▶ **TASK**
Please count the lines in the data below that hold "Only" and answer with the number by itself.

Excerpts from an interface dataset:
____
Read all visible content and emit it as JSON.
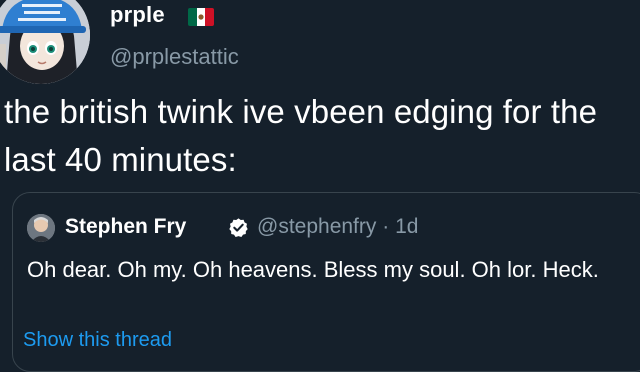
{
  "tweet": {
    "author_name": "prple",
    "author_handle": "@prplestattic",
    "text": "the british twink ive vbeen edging for the last 40 minutes:",
    "flag_icon": "mexico-flag-icon"
  },
  "quoted_tweet": {
    "author_name": "Stephen Fry",
    "author_handle": "@stephenfry",
    "separator": "·",
    "time": "1d",
    "text": "Oh dear. Oh my. Oh heavens. Bless my soul. Oh lor. Heck.",
    "show_thread_label": "Show this thread",
    "verified_icon": "verified-badge-icon"
  },
  "colors": {
    "background": "#15202b",
    "primary_text": "#ffffff",
    "secondary_text": "#8899a6",
    "link": "#1d9bf0",
    "border": "#38444d",
    "verified_badge": "#ffffff"
  }
}
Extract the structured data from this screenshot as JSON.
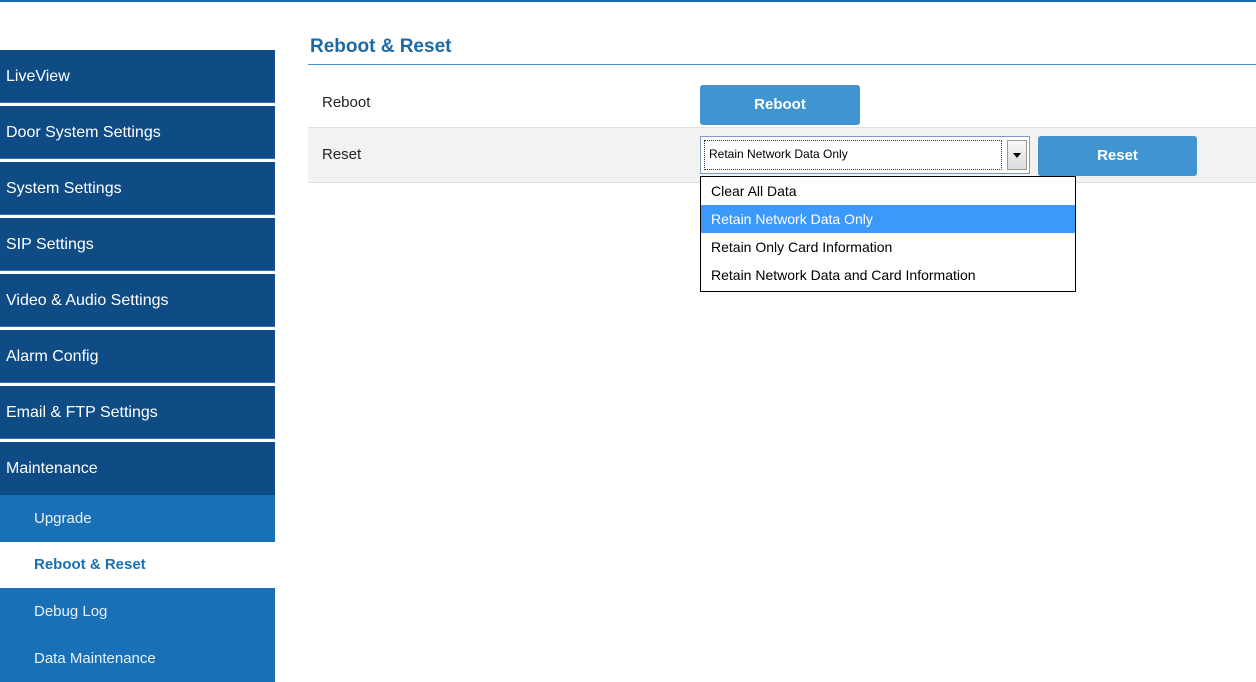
{
  "sidebar": {
    "menu": [
      {
        "label": "LiveView"
      },
      {
        "label": "Door System Settings"
      },
      {
        "label": "System Settings"
      },
      {
        "label": "SIP Settings"
      },
      {
        "label": "Video & Audio Settings"
      },
      {
        "label": "Alarm Config"
      },
      {
        "label": "Email & FTP Settings"
      },
      {
        "label": "Maintenance"
      }
    ],
    "submenu": [
      {
        "label": "Upgrade"
      },
      {
        "label": "Reboot & Reset"
      },
      {
        "label": "Debug Log"
      },
      {
        "label": "Data Maintenance"
      }
    ]
  },
  "page": {
    "title": "Reboot & Reset",
    "reboot_label": "Reboot",
    "reboot_button": "Reboot",
    "reset_label": "Reset",
    "reset_button": "Reset",
    "reset_select_value": "Retain Network Data Only",
    "reset_options": [
      "Clear All Data",
      "Retain Network Data Only",
      "Retain Only Card Information",
      "Retain Network Data and Card Information"
    ]
  },
  "colors": {
    "sidebar_menu_bg": "#0f4c85",
    "sidebar_submenu_bg": "#1a70b6",
    "accent": "#1a6aa8",
    "button": "#3f94d1",
    "option_highlight": "#3c99fc"
  }
}
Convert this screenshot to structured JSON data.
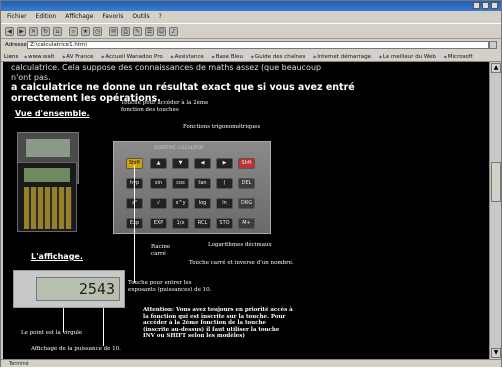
{
  "menu": [
    "Fichier",
    "Edition",
    "Affichage",
    "Favoris",
    "Outils",
    "?"
  ],
  "address": {
    "label": "Adresse",
    "value": "Z:\\calculatrice1.html"
  },
  "links": {
    "label": "Liens",
    "items": [
      "www.walt",
      "AV France",
      "Accueil Wanadoo Pro",
      "Assistance",
      "Base Bleu",
      "Guide des chaînes",
      "Internet démarrage",
      "Le meilleur du Web",
      "Microsoft"
    ]
  },
  "content": {
    "intro1": "calculatrice. Cela suppose des connaissances de maths assez (que beaucoup",
    "intro2": "n'ont pas.",
    "big1": "a calculatrice ne donne un résultat exact que si vous avez entré",
    "big2": "orrectement les opérations.",
    "vue_heading": "Vue d'ensemble.",
    "aff_heading": "L'affichage.",
    "display_value": "2543",
    "calc_brand": "SCIENTIFIC CALCULATOR",
    "keys_row1": [
      "Shift",
      "▲",
      "▼",
      "◀",
      "▶",
      "Shft"
    ],
    "keys_row2": [
      "hyp",
      "sin",
      "cos",
      "tan",
      "(",
      "DEL"
    ],
    "keys_row3": [
      "x²",
      "√",
      "x^y",
      "log",
      "ln",
      "DRG"
    ],
    "keys_row4": [
      "Exp",
      "EXP",
      "1/x",
      "RCL",
      "STO",
      "M+"
    ],
    "ann_shift": "Touche pour accéder à la 2ème fonction des touches",
    "ann_trig": "Fonctions trigonométriques",
    "ann_log": "Logarithmes décimaux",
    "ann_sqrt": "Racine carré",
    "ann_square": "Touche carré et inverse d'un nombre.",
    "ann_exp": "Touche pour entrer les exposants (puissances) de 10.",
    "ann_attention": "Attention: Vous avez toujours en priorité accès à la fonction qui est inscrite sur la touche. Pour accéder à la 2ème fonction de la touche (inscrite au-dessus) il faut utiliser la touche INV ou SHIFT selon les modèles)",
    "ann_virgule": "Le point est la virgule",
    "ann_puissance": "Affichage de la puissance de 10."
  },
  "status": "Terminé"
}
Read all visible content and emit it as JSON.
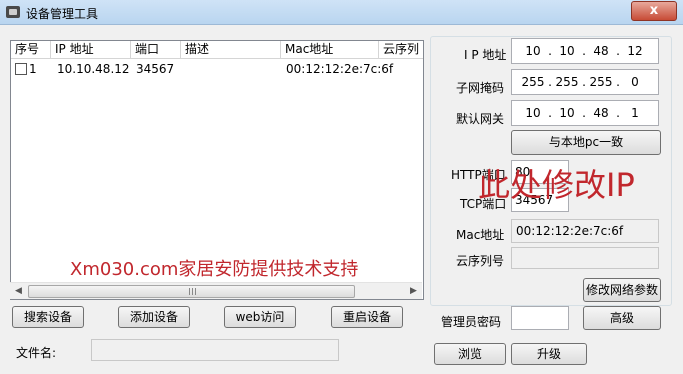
{
  "window": {
    "title": "设备管理工具",
    "close_symbol": "x"
  },
  "device_list": {
    "columns": [
      "序号",
      "IP 地址",
      "端口",
      "描述",
      "Mac地址",
      "云序列"
    ],
    "rows": [
      {
        "index": "1",
        "ip": "10.10.48.12",
        "port": "34567",
        "desc": "",
        "mac": "00:12:12:2e:7c:6f",
        "cloud": ""
      }
    ],
    "overlay_text": "Xm030.com家居安防提供技术支持"
  },
  "buttons": {
    "search": "搜索设备",
    "add": "添加设备",
    "web": "web访问",
    "reboot": "重启设备",
    "same_as_local": "与本地pc一致",
    "modify_net": "修改网络参数",
    "advanced": "高级",
    "browse": "浏览",
    "upgrade": "升级"
  },
  "network": {
    "ip_label": "I P 地址",
    "ip": [
      "10",
      "10",
      "48",
      "12"
    ],
    "mask_label": "子网掩码",
    "mask": [
      "255",
      "255",
      "255",
      "0"
    ],
    "gateway_label": "默认网关",
    "gateway": [
      "10",
      "10",
      "48",
      "1"
    ],
    "http_label": "HTTP端口",
    "http_port": "80",
    "tcp_label": "TCP端口",
    "tcp_port": "34567",
    "mac_label": "Mac地址",
    "mac": "00:12:12:2e:7c:6f",
    "cloud_label": "云序列号",
    "cloud": "",
    "admin_pwd_label": "管理员密码",
    "admin_pwd": "",
    "overlay_text": "此处修改IP"
  },
  "file": {
    "label": "文件名:",
    "value": ""
  }
}
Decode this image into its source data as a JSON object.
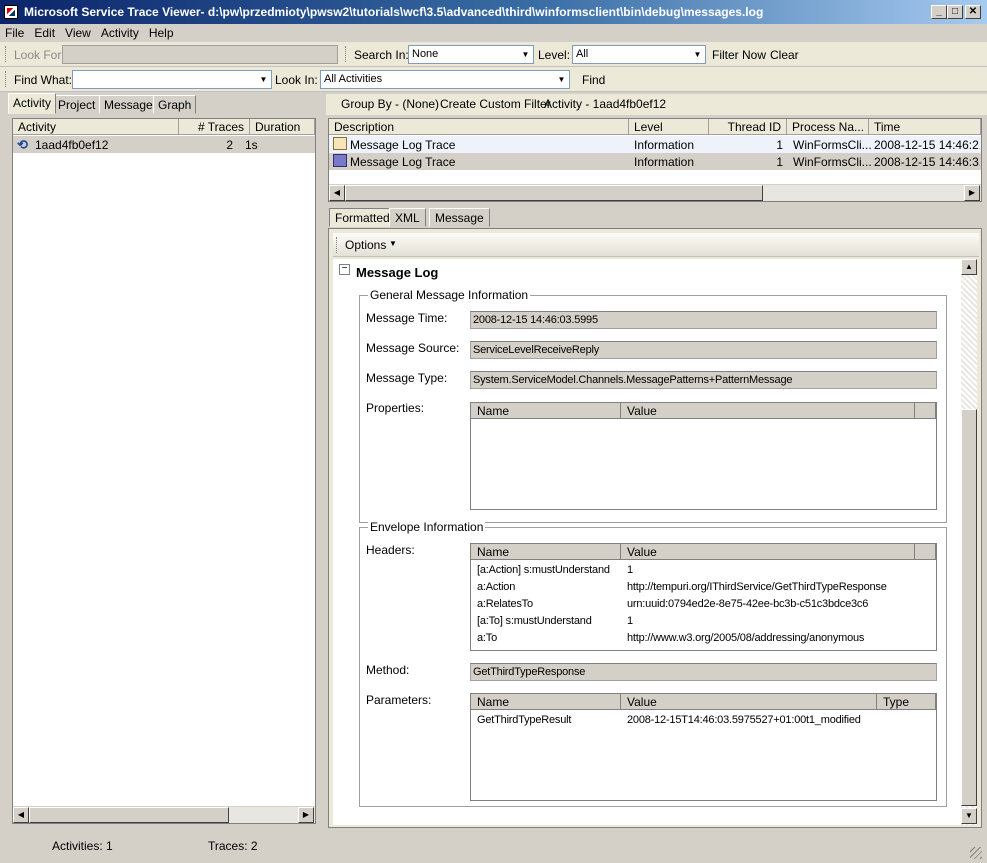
{
  "window": {
    "title": "Microsoft Service Trace Viewer- d:\\pw\\przedmioty\\pwsw2\\tutorials\\wcf\\3.5\\advanced\\third\\winformsclient\\bin\\debug\\messages.log",
    "minimize": "_",
    "maximize": "□",
    "close": "✕"
  },
  "menu": [
    "File",
    "Edit",
    "View",
    "Activity",
    "Help"
  ],
  "toolbar1": {
    "look_for_label": "Look For",
    "look_for_value": "",
    "search_in_label": "Search In:",
    "search_in_value": "None",
    "level_label": "Level:",
    "level_value": "All",
    "filter_now": "Filter Now",
    "clear": "Clear"
  },
  "toolbar2": {
    "find_what_label": "Find What:",
    "find_what_value": "",
    "look_in_label": "Look In:",
    "look_in_value": "All Activities",
    "find": "Find"
  },
  "left_tabs": [
    "Activity",
    "Project",
    "Message",
    "Graph"
  ],
  "activity_table": {
    "headers": [
      "Activity",
      "# Traces",
      "Duration"
    ],
    "rows": [
      {
        "name": "1aad4fb0ef12",
        "traces": "2",
        "duration": "1s"
      }
    ]
  },
  "right_toolbar": {
    "group_by": "Group By - (None)",
    "create_filter": "Create Custom Filter",
    "activity": "Activity - 1aad4fb0ef12"
  },
  "trace_table": {
    "headers": [
      "Description",
      "Level",
      "Thread ID",
      "Process Na...",
      "Time"
    ],
    "rows": [
      {
        "description": "Message Log Trace",
        "level": "Information",
        "thread": "1",
        "process": "WinFormsCli...",
        "time": "2008-12-15  14:46:2..."
      },
      {
        "description": "Message Log Trace",
        "level": "Information",
        "thread": "1",
        "process": "WinFormsCli...",
        "time": "2008-12-15  14:46:3..."
      }
    ]
  },
  "detail_tabs": [
    "Formatted",
    "XML",
    "Message"
  ],
  "options_label": "Options",
  "collapse_symbol": "−",
  "message_log": {
    "title": "Message Log",
    "general": {
      "title": "General Message Information",
      "time_label": "Message Time:",
      "time_value": "2008-12-15 14:46:03.5995",
      "source_label": "Message Source:",
      "source_value": "ServiceLevelReceiveReply",
      "type_label": "Message Type:",
      "type_value": "System.ServiceModel.Channels.MessagePatterns+PatternMessage",
      "properties_label": "Properties:",
      "properties_headers": [
        "Name",
        "Value"
      ]
    },
    "envelope": {
      "title": "Envelope Information",
      "headers_label": "Headers:",
      "headers_columns": [
        "Name",
        "Value"
      ],
      "headers_rows": [
        {
          "name": "[a:Action] s:mustUnderstand",
          "value": "1"
        },
        {
          "name": "a:Action",
          "value": "http://tempuri.org/IThirdService/GetThirdTypeResponse"
        },
        {
          "name": "a:RelatesTo",
          "value": "urn:uuid:0794ed2e-8e75-42ee-bc3b-c51c3bdce3c6"
        },
        {
          "name": "[a:To] s:mustUnderstand",
          "value": "1"
        },
        {
          "name": "a:To",
          "value": "http://www.w3.org/2005/08/addressing/anonymous"
        }
      ],
      "method_label": "Method:",
      "method_value": "GetThirdTypeResponse",
      "parameters_label": "Parameters:",
      "parameters_columns": [
        "Name",
        "Value",
        "Type"
      ],
      "parameters_rows": [
        {
          "name": "GetThirdTypeResult",
          "value": "2008-12-15T14:46:03.5975527+01:00t1_modified",
          "type": ""
        }
      ]
    }
  },
  "status": {
    "activities": "Activities: 1",
    "traces": "Traces: 2"
  }
}
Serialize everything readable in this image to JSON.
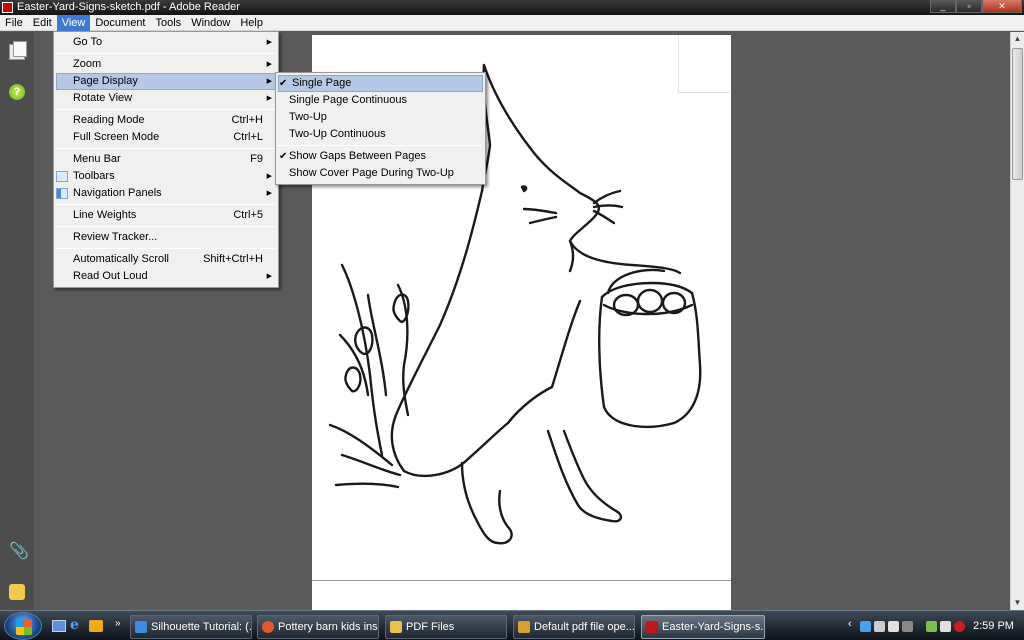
{
  "window": {
    "title": "Easter-Yard-Signs-sketch.pdf - Adobe Reader",
    "controls": [
      "minimize",
      "maximize",
      "close"
    ]
  },
  "menubar": {
    "items": [
      "File",
      "Edit",
      "View",
      "Document",
      "Tools",
      "Window",
      "Help"
    ],
    "active": "View"
  },
  "view_menu": {
    "items": [
      {
        "label": "Go To",
        "shortcut": "",
        "submenu": true
      },
      {
        "label": "Zoom",
        "shortcut": "",
        "submenu": true
      },
      {
        "label": "Page Display",
        "shortcut": "",
        "submenu": true,
        "highlighted": true
      },
      {
        "label": "Rotate View",
        "shortcut": "",
        "submenu": true
      },
      {
        "label": "Reading Mode",
        "shortcut": "Ctrl+H",
        "submenu": false
      },
      {
        "label": "Full Screen Mode",
        "shortcut": "Ctrl+L",
        "submenu": false
      },
      {
        "label": "Menu Bar",
        "shortcut": "F9",
        "submenu": false
      },
      {
        "label": "Toolbars",
        "shortcut": "",
        "submenu": true
      },
      {
        "label": "Navigation Panels",
        "shortcut": "",
        "submenu": true
      },
      {
        "label": "Line Weights",
        "shortcut": "Ctrl+5",
        "submenu": false
      },
      {
        "label": "Review Tracker...",
        "shortcut": "",
        "submenu": false
      },
      {
        "label": "Automatically Scroll",
        "shortcut": "Shift+Ctrl+H",
        "submenu": false
      },
      {
        "label": "Read Out Loud",
        "shortcut": "",
        "submenu": true
      }
    ]
  },
  "page_display_menu": {
    "items": [
      {
        "label": "Single Page",
        "checked": true,
        "highlighted": true
      },
      {
        "label": "Single Page Continuous",
        "checked": false
      },
      {
        "label": "Two-Up",
        "checked": false
      },
      {
        "label": "Two-Up Continuous",
        "checked": false
      },
      {
        "label": "Show Gaps Between Pages",
        "checked": true
      },
      {
        "label": "Show Cover Page During Two-Up",
        "checked": false
      }
    ],
    "check_glyph": "✔"
  },
  "icons": {
    "submenu_arrow": "▶",
    "scroll_up": "▲",
    "scroll_down": "▼",
    "help": "?",
    "attachment": "📎",
    "quicklaunch_more": "»",
    "tray_chevron": "‹"
  },
  "taskbar": {
    "tasks": [
      {
        "label": "Silhouette Tutorial: (...",
        "icon_color": "#3c8de0",
        "active": false
      },
      {
        "label": "Pottery barn kids ins...",
        "icon_color": "#e05a2a",
        "active": false
      },
      {
        "label": "PDF Files",
        "icon_color": "#e8c04a",
        "active": false
      },
      {
        "label": "Default pdf file ope...",
        "icon_color": "#d8a030",
        "active": false
      },
      {
        "label": "Easter-Yard-Signs-s...",
        "icon_color": "#c01818",
        "active": true
      }
    ],
    "clock": "2:59 PM"
  },
  "colors": {
    "menu_highlight": "#b5c9e6",
    "active_menu": "#3d7ad6",
    "workspace": "#5a5a5a"
  }
}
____
▶ **RESULT OF THIS TASK**
3